Credit: Craig Dilger for The New York Times
Kevin Hancock, chief executive of Hancock Lumber, at his company’s kiln and lumberyard in Casco, Me.
Kevin Hancock, chief executive of his family’s lumber company, thought things could not possibly get worse: The housing market was sputtering, hundreds of lumberyards had shut down and his company had to resort to painful cuts, hiring freezes and layoffs at its sawmills and retail stores.
The future of Hancock Lumber, started in 1848, and the livelihoods of hundreds of workers weighed heavily.
“It was pretty stressful,” Mr. Hancock said.
Then, he lost his voice.
When he tried to talk, his throat would tighten. He sounded and felt as if he were being strangled. What Mr. Hancock initially dismissed as a sore throat was diagnosed as spasmodic dysphonia, an incurable neurological condition that causes spasms in the vocal cords and is made worse by stress.

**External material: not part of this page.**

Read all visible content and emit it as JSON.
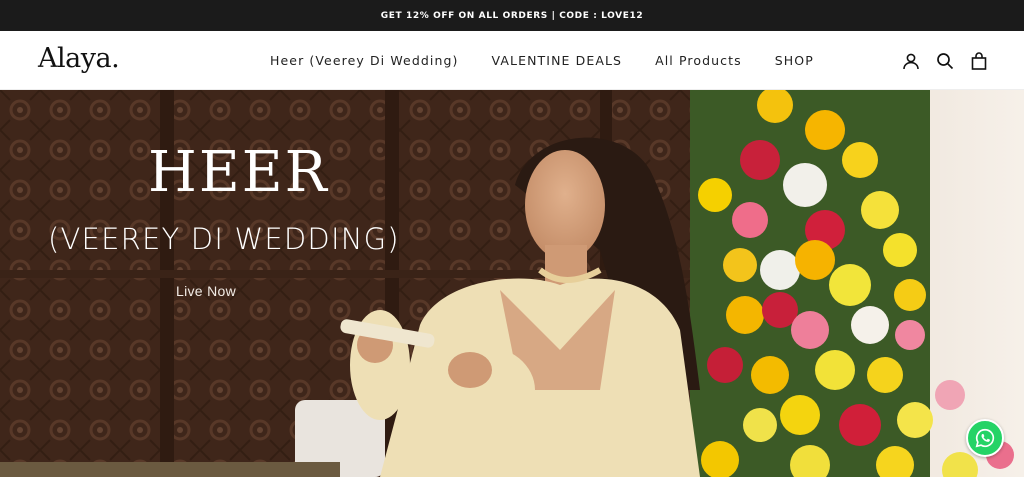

Mr. Hancock worried whether his work would prevent him from regaining consistent use of his normal speaking voice. He wondered whether he could continue as chief executive.